While the UN devotes its human rights operations to the demonization of the democratic state of Israel above all others and condemns the United States more often than the vast majority of non-democracies around the world, the voices of real victims around the world must be heard.
A young woman who set herself on fire on September 1 outside the public prosecutor's office in Tehran is among football-starved Iranian women detained outside Iran's main sports arena, Azadi stadium.
"The 29-year-old is suffering from third-degree burns, and currently under life support," says the CEO/president of Motahari Emergency and Burns hospital in the Iranian capital city.
Meanwhile, the state-run news agency, Rokna, cited the sister of the victim, as saying, "They detained my sister on March 12, 2019, when she tried to enter Azadi Stadium, and watch Tehran's Esteqlal soccer club home match against the United Arab Emirates' Al Ain, FC."
According to Rokna, security forces arrested the woman who has bipolar disorder and is under treatment.
The security agents took the woman, whose name has not been released, to the infamous Qarchak prison, in Varamin south of Tehran.
She was later released on bail, Rokna reports, adding, "At the time of the self-immolation, the official in charge of the prosecutor's office told the girl that she faced a six-month sentence in jail. The girl protested but told that since the judge was on bereavement leave, a court would be held later to hear her protest."
The woman was so enraged she set herself on fire with the gasoline procured before visiting the public prosecutor's office.
Iran is the only country in the world that bans women from sports stadiums. The unwritten law has been supported by religious conservatives and political hardliners in Iran since 1980, a year after the downfall of the pro-West monarch, Shah Mohammad Reza Pahlavi and the establishment of the Islamic Republic.
In the meantime, banning women from watching live soccer matches in Iranian stadiums is against regulations set by the International Football Federation FIFA.
Article 4 of FIFA's regulations stipulates, "Discrimination of any kind against a country, private person or group of people on account of race, skin color, ethnic, national or social origin, gender, disability, language, religion, political opinion or any other opinion, wealth, birth or any other status, sexual orientation or any other reason is strictly prohibited and punishable by suspension or expulsion."

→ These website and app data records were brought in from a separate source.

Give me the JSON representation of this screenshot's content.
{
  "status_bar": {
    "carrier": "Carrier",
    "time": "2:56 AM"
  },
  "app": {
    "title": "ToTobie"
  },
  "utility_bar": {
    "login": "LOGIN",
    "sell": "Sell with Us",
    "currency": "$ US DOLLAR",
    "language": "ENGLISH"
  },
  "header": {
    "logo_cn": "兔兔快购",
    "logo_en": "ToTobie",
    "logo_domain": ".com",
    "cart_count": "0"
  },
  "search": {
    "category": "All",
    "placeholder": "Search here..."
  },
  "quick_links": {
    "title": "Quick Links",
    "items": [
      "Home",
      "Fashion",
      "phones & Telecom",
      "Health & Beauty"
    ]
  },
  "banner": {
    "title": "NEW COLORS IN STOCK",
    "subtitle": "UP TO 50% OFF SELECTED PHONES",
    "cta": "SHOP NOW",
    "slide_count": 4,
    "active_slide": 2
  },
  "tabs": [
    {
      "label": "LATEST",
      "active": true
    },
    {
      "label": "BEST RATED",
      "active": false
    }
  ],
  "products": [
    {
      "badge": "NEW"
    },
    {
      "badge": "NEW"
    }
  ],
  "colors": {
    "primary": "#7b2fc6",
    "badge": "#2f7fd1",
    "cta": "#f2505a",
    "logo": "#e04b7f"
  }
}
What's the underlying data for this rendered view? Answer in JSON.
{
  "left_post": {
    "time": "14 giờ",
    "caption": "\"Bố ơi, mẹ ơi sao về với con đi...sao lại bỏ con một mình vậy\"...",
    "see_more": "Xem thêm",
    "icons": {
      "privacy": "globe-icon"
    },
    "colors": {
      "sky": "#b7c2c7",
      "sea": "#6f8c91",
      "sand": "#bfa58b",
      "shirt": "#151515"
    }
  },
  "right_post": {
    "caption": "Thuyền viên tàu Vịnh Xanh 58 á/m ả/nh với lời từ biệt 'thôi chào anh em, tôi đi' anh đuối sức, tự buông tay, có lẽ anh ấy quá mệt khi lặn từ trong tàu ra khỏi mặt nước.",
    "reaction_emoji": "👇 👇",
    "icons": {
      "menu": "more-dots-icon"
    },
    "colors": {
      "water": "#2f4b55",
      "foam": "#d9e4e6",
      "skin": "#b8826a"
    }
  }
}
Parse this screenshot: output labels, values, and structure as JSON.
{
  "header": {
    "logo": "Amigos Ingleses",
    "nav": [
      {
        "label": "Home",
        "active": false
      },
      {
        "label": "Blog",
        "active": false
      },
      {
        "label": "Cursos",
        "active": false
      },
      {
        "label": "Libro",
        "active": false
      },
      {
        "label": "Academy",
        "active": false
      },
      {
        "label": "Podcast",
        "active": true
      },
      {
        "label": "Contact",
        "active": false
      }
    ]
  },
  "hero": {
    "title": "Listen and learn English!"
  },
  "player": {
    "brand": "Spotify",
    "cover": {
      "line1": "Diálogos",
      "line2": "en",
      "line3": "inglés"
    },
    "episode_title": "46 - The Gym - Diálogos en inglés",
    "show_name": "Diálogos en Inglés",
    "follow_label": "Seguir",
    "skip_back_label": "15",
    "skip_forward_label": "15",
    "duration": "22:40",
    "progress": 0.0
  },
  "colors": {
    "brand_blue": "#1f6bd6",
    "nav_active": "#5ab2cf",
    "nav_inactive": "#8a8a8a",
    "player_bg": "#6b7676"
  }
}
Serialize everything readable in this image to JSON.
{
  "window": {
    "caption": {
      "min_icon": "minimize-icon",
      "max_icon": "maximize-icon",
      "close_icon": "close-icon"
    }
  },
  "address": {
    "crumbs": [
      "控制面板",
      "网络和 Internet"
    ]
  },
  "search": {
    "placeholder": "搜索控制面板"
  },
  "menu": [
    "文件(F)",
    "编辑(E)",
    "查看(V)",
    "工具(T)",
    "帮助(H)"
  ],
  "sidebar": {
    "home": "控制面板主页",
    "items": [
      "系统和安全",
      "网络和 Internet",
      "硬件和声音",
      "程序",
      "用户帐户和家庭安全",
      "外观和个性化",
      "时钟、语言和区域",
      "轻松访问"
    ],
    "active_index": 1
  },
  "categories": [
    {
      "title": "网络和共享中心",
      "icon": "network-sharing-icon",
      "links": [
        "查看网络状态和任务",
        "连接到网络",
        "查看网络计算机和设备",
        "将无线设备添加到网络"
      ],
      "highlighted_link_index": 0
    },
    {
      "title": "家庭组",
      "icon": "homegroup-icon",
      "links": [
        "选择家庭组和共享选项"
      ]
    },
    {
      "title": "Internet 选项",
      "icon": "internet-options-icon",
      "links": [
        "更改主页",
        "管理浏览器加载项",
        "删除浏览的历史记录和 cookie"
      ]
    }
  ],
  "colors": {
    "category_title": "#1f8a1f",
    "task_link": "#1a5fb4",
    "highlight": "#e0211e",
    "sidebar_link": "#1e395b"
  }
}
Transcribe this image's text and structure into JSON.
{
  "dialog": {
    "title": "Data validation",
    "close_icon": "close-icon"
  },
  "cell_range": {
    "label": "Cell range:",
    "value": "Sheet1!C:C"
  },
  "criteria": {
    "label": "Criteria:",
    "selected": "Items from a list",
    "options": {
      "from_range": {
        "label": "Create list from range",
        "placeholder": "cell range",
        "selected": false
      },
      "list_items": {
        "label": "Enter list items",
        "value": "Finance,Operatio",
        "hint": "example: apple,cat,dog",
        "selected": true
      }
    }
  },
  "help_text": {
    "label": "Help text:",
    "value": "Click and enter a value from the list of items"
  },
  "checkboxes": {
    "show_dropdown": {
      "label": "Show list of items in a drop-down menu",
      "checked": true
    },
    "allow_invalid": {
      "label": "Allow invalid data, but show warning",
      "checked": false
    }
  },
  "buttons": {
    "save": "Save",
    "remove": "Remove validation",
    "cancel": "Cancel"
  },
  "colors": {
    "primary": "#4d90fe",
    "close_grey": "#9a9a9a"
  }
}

FIFA has given the Islamic Republic until October to pave the way for women to freely enter sports arenas and watch men's live soccer matches. Otherwise, Iran could face removal from all international soccer events.